WHAT IS EXPECTED: From the first record to the last, write each one out again exactly.

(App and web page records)
========

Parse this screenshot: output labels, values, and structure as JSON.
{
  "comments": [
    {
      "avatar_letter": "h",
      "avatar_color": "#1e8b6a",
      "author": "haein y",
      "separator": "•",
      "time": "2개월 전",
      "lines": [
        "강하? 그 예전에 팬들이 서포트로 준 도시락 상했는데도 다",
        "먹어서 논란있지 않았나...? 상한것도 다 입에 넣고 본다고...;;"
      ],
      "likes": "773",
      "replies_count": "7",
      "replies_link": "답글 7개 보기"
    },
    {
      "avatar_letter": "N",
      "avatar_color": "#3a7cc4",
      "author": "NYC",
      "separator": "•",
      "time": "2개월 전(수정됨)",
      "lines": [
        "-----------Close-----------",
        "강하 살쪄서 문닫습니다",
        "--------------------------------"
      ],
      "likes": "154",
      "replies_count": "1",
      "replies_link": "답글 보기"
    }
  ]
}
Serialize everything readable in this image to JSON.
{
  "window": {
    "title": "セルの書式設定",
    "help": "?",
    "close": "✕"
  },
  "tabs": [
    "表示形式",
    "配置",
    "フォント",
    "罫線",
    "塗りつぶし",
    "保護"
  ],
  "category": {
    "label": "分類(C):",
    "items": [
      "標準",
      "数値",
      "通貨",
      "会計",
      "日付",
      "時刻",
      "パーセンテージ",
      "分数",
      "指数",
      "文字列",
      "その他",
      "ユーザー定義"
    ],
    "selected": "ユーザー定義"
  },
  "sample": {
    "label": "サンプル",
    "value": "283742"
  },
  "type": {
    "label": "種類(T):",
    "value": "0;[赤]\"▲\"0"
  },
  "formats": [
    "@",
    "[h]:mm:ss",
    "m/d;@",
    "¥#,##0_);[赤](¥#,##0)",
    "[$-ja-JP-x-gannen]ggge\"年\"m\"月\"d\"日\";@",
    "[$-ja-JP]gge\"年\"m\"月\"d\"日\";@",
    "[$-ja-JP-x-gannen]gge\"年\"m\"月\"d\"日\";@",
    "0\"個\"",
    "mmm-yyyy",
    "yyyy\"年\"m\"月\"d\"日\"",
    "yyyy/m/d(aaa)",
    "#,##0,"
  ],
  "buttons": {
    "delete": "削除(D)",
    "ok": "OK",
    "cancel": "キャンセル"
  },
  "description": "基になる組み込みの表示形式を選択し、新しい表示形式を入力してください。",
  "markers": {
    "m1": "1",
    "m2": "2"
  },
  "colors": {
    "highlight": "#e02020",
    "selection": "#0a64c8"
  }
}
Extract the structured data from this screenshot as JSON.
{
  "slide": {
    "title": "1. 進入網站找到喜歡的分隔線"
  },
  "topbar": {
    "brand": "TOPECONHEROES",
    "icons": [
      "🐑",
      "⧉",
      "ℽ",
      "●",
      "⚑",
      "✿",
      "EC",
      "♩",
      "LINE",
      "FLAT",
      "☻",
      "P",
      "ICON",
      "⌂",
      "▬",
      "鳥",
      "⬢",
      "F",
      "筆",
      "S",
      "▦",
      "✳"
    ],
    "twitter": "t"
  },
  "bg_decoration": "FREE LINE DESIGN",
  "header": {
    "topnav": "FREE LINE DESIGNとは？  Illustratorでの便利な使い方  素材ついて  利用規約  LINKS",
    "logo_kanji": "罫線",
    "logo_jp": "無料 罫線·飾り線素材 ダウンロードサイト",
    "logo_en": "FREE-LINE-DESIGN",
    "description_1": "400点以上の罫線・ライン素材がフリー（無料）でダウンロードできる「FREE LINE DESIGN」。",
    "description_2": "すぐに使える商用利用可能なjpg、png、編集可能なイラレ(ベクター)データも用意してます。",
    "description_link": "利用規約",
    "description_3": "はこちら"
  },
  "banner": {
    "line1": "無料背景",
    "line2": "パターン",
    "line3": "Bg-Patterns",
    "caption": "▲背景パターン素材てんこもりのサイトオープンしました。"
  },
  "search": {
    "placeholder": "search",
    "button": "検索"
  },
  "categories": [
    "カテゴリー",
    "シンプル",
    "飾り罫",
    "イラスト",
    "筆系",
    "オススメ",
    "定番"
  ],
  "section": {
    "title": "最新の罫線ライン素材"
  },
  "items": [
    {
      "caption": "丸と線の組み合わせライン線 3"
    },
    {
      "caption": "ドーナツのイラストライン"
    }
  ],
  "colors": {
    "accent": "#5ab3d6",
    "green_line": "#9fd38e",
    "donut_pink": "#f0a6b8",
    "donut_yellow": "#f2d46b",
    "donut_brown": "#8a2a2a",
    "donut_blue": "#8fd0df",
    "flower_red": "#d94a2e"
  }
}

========

SOLUTION FOR THIS PROBLEM:
Parse this screenshot: output labels, values, and structure as JSON.
{
  "comments": [
    {
      "avatar_letter": "h",
      "avatar_color": "#1e8b6a",
      "author": "haein y",
      "separator": "•",
      "time": "2개월 전",
      "lines": [
        "강하? 그 예전에 팬들이 서포트로 준 도시락 상했는데도 다",
        "먹어서 논란있지 않았나...? 상한것도 다 입에 넣고 본다고...;;"
      ],
      "likes": "773",
      "replies_count": "7",
      "replies_link": "답글 7개 보기"
    },
    {
      "avatar_letter": "N",
      "avatar_color": "#3a7cc4",
      "author": "NYC",
      "separator": "•",
      "time": "2개월 전(수정됨)",
      "lines": [
        "-----------Close-----------",
        "강하 살쪄서 문닫습니다",
        "--------------------------------"
      ],
      "likes": "154",
      "replies_count": "1",
      "replies_link": "답글 보기"
    }
  ]
}
Serialize everything readable in this image to JSON.
{
  "window": {
    "title": "セルの書式設定",
    "help": "?",
    "close": "✕"
  },
  "tabs": [
    "表示形式",
    "配置",
    "フォント",
    "罫線",
    "塗りつぶし",
    "保護"
  ],
  "category": {
    "label": "分類(C):",
    "items": [
      "標準",
      "数値",
      "通貨",
      "会計",
      "日付",
      "時刻",
      "パーセンテージ",
      "分数",
      "指数",
      "文字列",
      "その他",
      "ユーザー定義"
    ],
    "selected": "ユーザー定義"
  },
  "sample": {
    "label": "サンプル",
    "value": "283742"
  },
  "type": {
    "label": "種類(T):",
    "value": "0;[赤]\"▲\"0"
  },
  "formats": [
    "@",
    "[h]:mm:ss",
    "m/d;@",
    "¥#,##0_);[赤](¥#,##0)",
    "[$-ja-JP-x-gannen]ggge\"年\"m\"月\"d\"日\";@",
    "[$-ja-JP]gge\"年\"m\"月\"d\"日\";@",
    "[$-ja-JP-x-gannen]gge\"年\"m\"月\"d\"日\";@",
    "0\"個\"",
    "mmm-yyyy",
    "yyyy\"年\"m\"月\"d\"日\"",
    "yyyy/m/d(aaa)",
    "#,##0,"
  ],
  "buttons": {
    "delete": "削除(D)",
    "ok": "OK",
    "cancel": "キャンセル"
  },
  "description": "基になる組み込みの表示形式を選択し、新しい表示形式を入力してください。",
  "markers": {
    "m1": "1",
    "m2": "2"
  },
  "colors": {
    "highlight": "#e02020",
    "selection": "#0a64c8"
  }
}
Extract the structured data from this screenshot as JSON.
{
  "slide": {
    "title": "1. 進入網站找到喜歡的分隔線"
  },
  "topbar": {
    "brand": "TOPECONHEROES",
    "icons": [
      "🐑",
      "⧉",
      "ℽ",
      "●",
      "⚑",
      "✿",
      "EC",
      "♩",
      "LINE",
      "FLAT",
      "☻",
      "P",
      "ICON",
      "⌂",
      "▬",
      "鳥",
      "⬢",
      "F",
      "筆",
      "S",
      "▦",
      "✳"
    ],
    "twitter": "t"
  },
  "bg_decoration": "FREE LINE DESIGN",
  "header": {
    "topnav": "FREE LINE DESIGNとは？  Illustratorでの便利な使い方  素材ついて  利用規約  LINKS",
    "logo_kanji": "罫線",
    "logo_jp": "無料 罫線·飾り線素材 ダウンロードサイト",
    "logo_en": "FREE-LINE-DESIGN",
    "description_1": "400点以上の罫線・ライン素材がフリー（無料）でダウンロードできる「FREE LINE DESIGN」。",
    "description_2": "すぐに使える商用利用可能なjpg、png、編集可能なイラレ(ベクター)データも用意してます。",
    "description_link": "利用規約",
    "description_3": "はこちら"
  },
  "banner": {
    "line1": "無料背景",
    "line2": "パターン",
    "line3": "Bg-Patterns",
    "caption": "▲背景パターン素材てんこもりのサイトオープンしました。"
  },
  "search": {
    "placeholder": "search",
    "button": "検索"
  },
  "categories": [
    "カテゴリー",
    "シンプル",
    "飾り罫",
    "イラスト",
    "筆系",
    "オススメ",
    "定番"
  ],
  "section": {
    "title": "最新の罫線ライン素材"
  },
  "items": [
    {
      "caption": "丸と線の組み合わせライン線 3"
    },
    {
      "caption": "ドーナツのイラストライン"
    }
  ],
  "colors": {
    "accent": "#5ab3d6",
    "green_line": "#9fd38e",
    "donut_pink": "#f0a6b8",
    "donut_yellow": "#f2d46b",
    "donut_brown": "#8a2a2a",
    "donut_blue": "#8fd0df",
    "flower_red": "#d94a2e"
  }
}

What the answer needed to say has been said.